> **Problem description**
Locate the word "type" in the entries below, then gather every line that holds it.

(Dataset entries)
════════════════

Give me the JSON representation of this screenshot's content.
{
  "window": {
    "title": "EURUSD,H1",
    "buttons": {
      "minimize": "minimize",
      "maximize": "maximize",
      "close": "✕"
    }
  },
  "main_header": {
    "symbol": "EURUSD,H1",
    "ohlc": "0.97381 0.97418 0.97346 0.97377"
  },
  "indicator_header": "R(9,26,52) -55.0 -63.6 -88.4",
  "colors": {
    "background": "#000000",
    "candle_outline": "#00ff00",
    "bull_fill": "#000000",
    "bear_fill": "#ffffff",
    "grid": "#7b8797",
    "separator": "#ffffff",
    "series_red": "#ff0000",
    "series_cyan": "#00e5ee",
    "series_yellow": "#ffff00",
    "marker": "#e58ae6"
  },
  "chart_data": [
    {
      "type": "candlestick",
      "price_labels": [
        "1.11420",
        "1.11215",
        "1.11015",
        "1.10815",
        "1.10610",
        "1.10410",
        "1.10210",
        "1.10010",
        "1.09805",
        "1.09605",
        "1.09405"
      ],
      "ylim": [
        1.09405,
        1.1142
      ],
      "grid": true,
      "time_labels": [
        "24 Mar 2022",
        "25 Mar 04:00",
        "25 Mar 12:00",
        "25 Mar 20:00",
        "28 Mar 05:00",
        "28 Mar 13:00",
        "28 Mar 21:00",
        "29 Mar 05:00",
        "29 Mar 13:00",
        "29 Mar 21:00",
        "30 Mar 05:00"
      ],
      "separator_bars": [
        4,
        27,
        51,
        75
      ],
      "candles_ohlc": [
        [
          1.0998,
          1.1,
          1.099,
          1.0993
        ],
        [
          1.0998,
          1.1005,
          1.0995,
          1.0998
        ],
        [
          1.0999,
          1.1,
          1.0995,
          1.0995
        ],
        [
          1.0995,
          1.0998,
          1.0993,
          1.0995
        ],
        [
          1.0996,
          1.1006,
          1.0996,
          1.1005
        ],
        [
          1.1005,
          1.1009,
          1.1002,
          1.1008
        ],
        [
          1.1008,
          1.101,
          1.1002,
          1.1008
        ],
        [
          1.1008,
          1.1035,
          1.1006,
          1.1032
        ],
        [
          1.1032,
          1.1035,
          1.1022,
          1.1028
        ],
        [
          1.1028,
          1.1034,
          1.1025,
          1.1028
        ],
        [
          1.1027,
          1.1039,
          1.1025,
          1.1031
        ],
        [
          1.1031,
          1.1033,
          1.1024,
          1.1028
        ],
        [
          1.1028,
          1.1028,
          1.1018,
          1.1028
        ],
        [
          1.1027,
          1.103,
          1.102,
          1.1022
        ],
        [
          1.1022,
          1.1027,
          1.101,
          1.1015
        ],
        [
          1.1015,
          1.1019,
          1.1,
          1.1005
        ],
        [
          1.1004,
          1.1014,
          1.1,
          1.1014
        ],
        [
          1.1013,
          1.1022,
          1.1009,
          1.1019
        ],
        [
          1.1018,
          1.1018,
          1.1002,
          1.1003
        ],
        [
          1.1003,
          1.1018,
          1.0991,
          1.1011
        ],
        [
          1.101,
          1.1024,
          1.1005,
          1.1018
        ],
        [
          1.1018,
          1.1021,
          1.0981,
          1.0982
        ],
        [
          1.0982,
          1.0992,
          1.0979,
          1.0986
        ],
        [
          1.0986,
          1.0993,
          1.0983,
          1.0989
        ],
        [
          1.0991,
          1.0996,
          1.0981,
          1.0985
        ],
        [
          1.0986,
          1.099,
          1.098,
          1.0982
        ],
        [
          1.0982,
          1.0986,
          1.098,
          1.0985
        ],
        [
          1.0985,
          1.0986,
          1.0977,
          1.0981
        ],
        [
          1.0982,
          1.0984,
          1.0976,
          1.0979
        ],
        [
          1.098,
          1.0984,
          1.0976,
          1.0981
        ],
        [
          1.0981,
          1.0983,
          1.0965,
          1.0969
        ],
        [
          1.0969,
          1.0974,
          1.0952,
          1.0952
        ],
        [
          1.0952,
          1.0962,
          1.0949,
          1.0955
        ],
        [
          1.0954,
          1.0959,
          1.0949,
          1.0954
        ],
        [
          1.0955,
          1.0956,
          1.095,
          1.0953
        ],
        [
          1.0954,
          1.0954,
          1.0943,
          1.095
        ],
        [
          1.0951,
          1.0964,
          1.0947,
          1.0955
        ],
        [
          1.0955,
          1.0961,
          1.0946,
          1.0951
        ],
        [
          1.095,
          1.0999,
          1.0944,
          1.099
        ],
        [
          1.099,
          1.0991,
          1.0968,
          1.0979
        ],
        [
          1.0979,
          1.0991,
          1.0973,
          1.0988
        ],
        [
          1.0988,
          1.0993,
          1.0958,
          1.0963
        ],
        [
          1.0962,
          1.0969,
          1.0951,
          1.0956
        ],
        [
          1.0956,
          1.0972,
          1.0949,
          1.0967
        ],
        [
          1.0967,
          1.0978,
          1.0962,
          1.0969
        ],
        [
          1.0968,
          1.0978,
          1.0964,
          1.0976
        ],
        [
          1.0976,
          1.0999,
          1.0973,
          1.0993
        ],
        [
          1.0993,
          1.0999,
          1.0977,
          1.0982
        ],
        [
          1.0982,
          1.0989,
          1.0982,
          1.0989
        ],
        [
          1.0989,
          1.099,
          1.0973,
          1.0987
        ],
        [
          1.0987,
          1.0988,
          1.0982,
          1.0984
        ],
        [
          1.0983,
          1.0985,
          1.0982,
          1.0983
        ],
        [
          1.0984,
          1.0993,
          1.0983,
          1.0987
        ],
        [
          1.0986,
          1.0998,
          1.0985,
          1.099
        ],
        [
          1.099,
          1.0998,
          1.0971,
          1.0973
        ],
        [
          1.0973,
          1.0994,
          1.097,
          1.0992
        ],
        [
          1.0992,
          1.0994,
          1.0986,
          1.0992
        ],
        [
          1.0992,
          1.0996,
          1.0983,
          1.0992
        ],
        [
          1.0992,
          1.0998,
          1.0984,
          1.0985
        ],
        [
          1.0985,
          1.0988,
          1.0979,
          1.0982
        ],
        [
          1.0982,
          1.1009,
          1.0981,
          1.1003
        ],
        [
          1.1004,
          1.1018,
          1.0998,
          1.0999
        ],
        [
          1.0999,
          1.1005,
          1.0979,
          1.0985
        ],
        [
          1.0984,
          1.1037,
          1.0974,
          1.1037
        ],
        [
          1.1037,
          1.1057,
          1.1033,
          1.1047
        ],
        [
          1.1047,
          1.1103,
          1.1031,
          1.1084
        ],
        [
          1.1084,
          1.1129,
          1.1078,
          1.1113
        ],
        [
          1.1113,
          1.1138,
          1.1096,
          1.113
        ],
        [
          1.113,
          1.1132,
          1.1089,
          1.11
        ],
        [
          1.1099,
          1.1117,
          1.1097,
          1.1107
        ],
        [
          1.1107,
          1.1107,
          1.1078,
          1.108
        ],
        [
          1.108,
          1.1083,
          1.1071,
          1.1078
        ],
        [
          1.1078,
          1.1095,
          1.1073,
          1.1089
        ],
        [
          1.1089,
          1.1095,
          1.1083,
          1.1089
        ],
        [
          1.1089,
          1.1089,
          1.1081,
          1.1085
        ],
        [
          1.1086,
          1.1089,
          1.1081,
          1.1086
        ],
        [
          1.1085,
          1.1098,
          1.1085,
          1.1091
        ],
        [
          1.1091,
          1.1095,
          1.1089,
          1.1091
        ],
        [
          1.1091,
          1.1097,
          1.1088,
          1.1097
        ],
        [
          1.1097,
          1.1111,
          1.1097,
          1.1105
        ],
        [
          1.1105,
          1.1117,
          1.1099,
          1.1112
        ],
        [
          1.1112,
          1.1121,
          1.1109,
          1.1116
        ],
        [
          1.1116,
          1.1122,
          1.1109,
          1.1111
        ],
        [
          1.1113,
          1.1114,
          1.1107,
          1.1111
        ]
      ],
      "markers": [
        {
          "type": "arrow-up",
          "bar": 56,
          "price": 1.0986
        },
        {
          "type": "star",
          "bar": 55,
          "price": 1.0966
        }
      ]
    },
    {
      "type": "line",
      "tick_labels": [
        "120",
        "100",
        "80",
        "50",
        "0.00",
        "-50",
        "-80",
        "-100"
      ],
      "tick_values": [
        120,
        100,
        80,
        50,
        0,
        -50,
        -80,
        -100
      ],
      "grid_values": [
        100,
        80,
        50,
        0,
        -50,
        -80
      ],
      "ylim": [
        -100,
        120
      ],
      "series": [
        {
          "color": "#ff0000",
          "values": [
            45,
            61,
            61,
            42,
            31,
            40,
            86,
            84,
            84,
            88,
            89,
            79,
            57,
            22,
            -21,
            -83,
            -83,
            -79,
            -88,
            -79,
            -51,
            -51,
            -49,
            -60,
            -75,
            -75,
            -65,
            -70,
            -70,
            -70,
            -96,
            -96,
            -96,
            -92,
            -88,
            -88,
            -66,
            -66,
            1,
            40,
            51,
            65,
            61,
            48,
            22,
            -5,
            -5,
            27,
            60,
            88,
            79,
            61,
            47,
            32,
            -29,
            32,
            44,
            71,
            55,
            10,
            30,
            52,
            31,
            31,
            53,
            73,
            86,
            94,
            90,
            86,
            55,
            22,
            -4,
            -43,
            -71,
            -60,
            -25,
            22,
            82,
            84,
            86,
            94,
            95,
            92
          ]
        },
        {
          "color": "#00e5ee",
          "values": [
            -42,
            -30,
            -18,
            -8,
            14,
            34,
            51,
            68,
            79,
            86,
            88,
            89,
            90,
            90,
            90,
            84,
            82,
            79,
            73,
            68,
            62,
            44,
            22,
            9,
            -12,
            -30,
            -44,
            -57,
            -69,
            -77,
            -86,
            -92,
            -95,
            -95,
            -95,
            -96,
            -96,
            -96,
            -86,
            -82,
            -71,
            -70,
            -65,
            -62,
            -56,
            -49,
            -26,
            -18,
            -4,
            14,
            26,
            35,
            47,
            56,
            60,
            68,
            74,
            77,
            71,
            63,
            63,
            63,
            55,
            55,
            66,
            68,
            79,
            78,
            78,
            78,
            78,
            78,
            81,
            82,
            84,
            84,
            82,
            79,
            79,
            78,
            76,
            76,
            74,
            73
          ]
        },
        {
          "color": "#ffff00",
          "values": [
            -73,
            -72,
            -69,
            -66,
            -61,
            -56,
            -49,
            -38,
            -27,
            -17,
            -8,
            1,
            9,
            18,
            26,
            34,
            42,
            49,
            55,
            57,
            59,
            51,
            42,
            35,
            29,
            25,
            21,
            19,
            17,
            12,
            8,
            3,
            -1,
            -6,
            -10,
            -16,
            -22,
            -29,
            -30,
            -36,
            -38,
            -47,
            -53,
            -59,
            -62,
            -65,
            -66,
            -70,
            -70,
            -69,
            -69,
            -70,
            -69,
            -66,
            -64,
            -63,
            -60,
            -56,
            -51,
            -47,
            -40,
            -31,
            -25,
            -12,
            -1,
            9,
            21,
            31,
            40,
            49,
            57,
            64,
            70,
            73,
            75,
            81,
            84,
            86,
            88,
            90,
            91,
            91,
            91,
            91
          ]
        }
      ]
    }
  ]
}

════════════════

> **Solution for this task**
      "type": "candlestick",
          "type": "arrow-up",
          "type": "star",
      "type": "line",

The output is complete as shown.